That fact that the Empire State Plaza was built—when so many urban renewal projects did not—is monumental unto itself. Can its place in Albany be recontextualized? Should it?
Nearly 11,000 state workers traverse and work within it every workday. At least two generations of Albanians have come of age with the Empire State Plaza enmeshed in the core of the city. Even its attractiveness as a canvas for vandals evokes some of the playfulness of Lina Bo Bardi’s SESC Pompeia, São Paulo’s factory-transformed-into-community-center, a sort of Modernism made soft.
The architectural and planning prescriptions that form the Empire State Plaza’s identity (it is a mix of International, Brutalist, and Modernist stylings, panned by many critics when it was first conceived and built) offer one of the few complexes in the United States that exist on such a grand scale. The Brutalist-style Cultural Education Center and Legislative Office Building hark back to an age of efficacious governance—despite the fact that many saw the building of the plaza as an overreach.
“The interest in Brutalism is, in part, spurred by its association with an era of progressive civic building,” says Erica Avrami, an assistant professor of historic preservation at Columbia Graduate School of Architecture, Planning and Preservation. “These structures hark back to a unique moment of collective action in civic design and construction.

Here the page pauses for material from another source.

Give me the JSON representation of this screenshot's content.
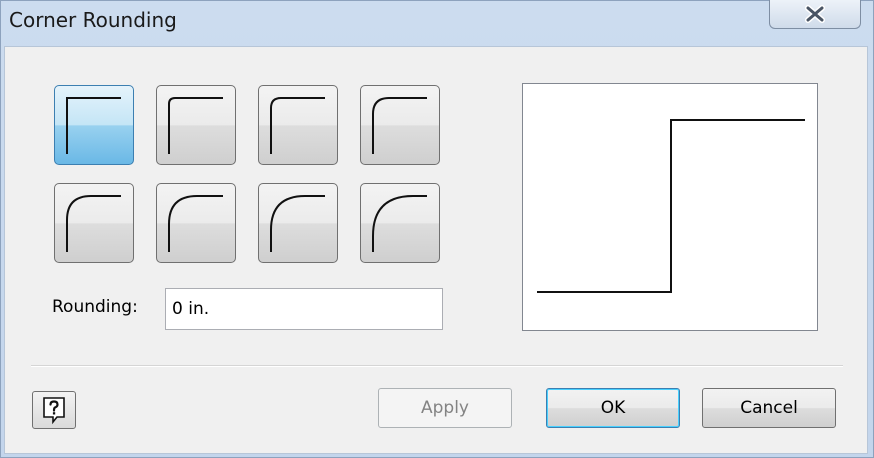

While our generation is reckoning with how these large-scale urban projects disrupted communities and built environments, there is nonetheless some nostalgia for the political agency and civic vision that enabled their realization.”
Within the Empire State Plaza’s 98 acres and the surrounding extant blocks of historic Albany, layers of American urban planning history splay out like a text, fitting for a place that European colonists settled in 1614. To those of a certain mindset, the starkness within the Empire State Plaza nonetheless reveals an authenticity of architectural thought in a way that faux-traditional new development likely never will.
For some though, like Hochfelder, the aesthetic effect of the Empire State Plaza has always been inauthentic. “Albany is a 19th-century city, with Empire State Plaza grafted on,” he says.